• _Instructions to follow_:
Return copies of the lines below that mention "content".

Top of Dataset records

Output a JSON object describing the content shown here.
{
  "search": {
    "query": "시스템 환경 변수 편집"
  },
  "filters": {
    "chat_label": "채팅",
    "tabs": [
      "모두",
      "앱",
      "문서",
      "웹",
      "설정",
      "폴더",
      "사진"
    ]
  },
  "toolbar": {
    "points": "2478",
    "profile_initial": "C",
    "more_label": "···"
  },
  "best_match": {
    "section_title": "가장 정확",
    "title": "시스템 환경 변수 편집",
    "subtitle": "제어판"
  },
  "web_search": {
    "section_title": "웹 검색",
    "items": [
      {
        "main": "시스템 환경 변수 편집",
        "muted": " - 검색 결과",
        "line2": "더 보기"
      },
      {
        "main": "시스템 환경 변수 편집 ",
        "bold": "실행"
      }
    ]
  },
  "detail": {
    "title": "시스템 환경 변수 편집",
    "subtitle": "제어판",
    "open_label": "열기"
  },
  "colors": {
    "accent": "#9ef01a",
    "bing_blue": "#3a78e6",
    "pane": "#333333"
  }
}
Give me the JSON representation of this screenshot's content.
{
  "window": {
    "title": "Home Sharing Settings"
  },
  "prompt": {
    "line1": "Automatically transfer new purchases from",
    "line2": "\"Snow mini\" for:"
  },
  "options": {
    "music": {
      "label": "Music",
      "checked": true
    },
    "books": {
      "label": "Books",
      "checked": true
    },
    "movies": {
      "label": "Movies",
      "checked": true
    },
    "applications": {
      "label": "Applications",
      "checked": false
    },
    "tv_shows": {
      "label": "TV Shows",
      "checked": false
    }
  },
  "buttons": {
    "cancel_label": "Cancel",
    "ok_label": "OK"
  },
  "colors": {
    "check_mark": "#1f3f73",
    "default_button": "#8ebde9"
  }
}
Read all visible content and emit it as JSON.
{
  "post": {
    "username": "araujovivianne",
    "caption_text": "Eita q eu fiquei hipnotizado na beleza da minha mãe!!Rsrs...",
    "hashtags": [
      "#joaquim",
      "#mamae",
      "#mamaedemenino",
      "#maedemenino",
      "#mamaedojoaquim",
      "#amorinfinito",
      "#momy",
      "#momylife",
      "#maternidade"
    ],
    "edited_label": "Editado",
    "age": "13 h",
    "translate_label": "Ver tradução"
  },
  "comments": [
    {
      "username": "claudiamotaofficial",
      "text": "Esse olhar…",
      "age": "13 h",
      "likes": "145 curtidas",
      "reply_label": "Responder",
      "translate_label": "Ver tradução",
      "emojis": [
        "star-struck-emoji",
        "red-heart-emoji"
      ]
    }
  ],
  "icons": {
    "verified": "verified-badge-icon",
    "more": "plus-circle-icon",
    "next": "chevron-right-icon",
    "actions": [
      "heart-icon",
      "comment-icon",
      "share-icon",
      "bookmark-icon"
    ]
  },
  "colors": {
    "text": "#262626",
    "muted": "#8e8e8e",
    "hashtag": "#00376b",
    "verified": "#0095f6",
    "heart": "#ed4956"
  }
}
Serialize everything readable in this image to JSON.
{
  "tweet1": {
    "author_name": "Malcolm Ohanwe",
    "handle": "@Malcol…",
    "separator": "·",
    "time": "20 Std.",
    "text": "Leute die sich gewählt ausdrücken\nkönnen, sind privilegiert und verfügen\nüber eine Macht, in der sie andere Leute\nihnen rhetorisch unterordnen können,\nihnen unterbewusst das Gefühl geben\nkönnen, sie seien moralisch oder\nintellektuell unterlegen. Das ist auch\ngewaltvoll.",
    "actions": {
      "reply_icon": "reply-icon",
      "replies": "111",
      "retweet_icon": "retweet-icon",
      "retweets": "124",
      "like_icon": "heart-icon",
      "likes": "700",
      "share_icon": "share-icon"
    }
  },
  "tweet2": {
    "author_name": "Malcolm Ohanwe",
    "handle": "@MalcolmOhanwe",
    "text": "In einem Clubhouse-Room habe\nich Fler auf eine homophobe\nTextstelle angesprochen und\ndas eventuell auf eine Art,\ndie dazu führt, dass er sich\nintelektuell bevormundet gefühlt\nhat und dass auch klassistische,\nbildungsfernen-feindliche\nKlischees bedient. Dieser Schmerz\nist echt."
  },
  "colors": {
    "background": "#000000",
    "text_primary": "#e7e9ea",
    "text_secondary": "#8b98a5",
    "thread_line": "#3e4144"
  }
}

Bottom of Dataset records

• _Task response_:
Output a JSON object describing the content shown here.
Give me the JSON representation of this screenshot's content.
Read all visible content and emit it as JSON.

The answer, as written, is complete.